==== DATA FOR PROCESSING ====

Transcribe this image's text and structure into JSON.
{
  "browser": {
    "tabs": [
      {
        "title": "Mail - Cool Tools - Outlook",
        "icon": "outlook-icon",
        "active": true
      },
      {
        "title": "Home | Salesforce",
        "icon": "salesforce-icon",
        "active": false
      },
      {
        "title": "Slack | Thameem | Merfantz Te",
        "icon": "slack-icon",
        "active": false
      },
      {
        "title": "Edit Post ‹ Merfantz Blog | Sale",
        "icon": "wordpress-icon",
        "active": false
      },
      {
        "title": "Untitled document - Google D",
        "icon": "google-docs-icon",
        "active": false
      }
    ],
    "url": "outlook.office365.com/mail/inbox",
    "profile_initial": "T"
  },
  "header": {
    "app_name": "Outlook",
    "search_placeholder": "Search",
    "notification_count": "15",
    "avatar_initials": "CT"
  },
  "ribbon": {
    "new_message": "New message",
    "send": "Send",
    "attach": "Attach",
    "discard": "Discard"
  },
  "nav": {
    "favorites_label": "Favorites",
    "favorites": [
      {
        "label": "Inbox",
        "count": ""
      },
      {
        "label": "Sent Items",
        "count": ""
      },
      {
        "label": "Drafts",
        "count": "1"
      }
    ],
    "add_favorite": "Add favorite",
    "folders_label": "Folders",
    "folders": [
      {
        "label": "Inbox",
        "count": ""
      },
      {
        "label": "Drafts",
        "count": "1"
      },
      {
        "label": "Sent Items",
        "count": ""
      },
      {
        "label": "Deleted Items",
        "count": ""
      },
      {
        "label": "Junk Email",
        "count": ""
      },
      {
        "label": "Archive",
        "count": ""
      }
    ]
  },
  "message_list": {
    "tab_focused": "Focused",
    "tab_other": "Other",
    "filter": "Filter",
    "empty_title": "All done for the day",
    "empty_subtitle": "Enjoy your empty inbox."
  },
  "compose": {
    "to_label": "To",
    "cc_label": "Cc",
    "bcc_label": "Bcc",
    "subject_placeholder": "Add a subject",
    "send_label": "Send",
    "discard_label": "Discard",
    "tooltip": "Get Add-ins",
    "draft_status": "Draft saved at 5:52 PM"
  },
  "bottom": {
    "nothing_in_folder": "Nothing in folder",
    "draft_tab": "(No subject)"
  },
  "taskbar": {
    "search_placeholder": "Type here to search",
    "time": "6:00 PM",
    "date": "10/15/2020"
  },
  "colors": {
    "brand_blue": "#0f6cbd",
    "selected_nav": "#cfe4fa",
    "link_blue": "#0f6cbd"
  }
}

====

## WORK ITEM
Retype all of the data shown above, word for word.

## TASK OUTPUT
Transcribe this image's text and structure into JSON.
{
  "browser": {
    "tabs": [
      {
        "title": "Mail - Cool Tools - Outlook",
        "icon": "outlook-icon",
        "active": true
      },
      {
        "title": "Home | Salesforce",
        "icon": "salesforce-icon",
        "active": false
      },
      {
        "title": "Slack | Thameem | Merfantz Te",
        "icon": "slack-icon",
        "active": false
      },
      {
        "title": "Edit Post ‹ Merfantz Blog | Sale",
        "icon": "wordpress-icon",
        "active": false
      },
      {
        "title": "Untitled document - Google D",
        "icon": "google-docs-icon",
        "active": false
      }
    ],
    "url": "outlook.office365.com/mail/inbox",
    "profile_initial": "T"
  },
  "header": {
    "app_name": "Outlook",
    "search_placeholder": "Search",
    "notification_count": "15",
    "avatar_initials": "CT"
  },
  "ribbon": {
    "new_message": "New message",
    "send": "Send",
    "attach": "Attach",
    "discard": "Discard"
  },
  "nav": {
    "favorites_label": "Favorites",
    "favorites": [
      {
        "label": "Inbox",
        "count": ""
      },
      {
        "label": "Sent Items",
        "count": ""
      },
      {
        "label": "Drafts",
        "count": "1"
      }
    ],
    "add_favorite": "Add favorite",
    "folders_label": "Folders",
    "folders": [
      {
        "label": "Inbox",
        "count": ""
      },
      {
        "label": "Drafts",
        "count": "1"
      },
      {
        "label": "Sent Items",
        "count": ""
      },
      {
        "label": "Deleted Items",
        "count": ""
      },
      {
        "label": "Junk Email",
        "count": ""
      },
      {
        "label": "Archive",
        "count": ""
      }
    ]
  },
  "message_list": {
    "tab_focused": "Focused",
    "tab_other": "Other",
    "filter": "Filter",
    "empty_title": "All done for the day",
    "empty_subtitle": "Enjoy your empty inbox."
  },
  "compose": {
    "to_label": "To",
    "cc_label": "Cc",
    "bcc_label": "Bcc",
    "subject_placeholder": "Add a subject",
    "send_label": "Send",
    "discard_label": "Discard",
    "tooltip": "Get Add-ins",
    "draft_status": "Draft saved at 5:52 PM"
  },
  "bottom": {
    "nothing_in_folder": "Nothing in folder",
    "draft_tab": "(No subject)"
  },
  "taskbar": {
    "search_placeholder": "Type here to search",
    "time": "6:00 PM",
    "date": "10/15/2020"
  },
  "colors": {
    "brand_blue": "#0f6cbd",
    "selected_nav": "#cfe4fa",
    "link_blue": "#0f6cbd"
  }
}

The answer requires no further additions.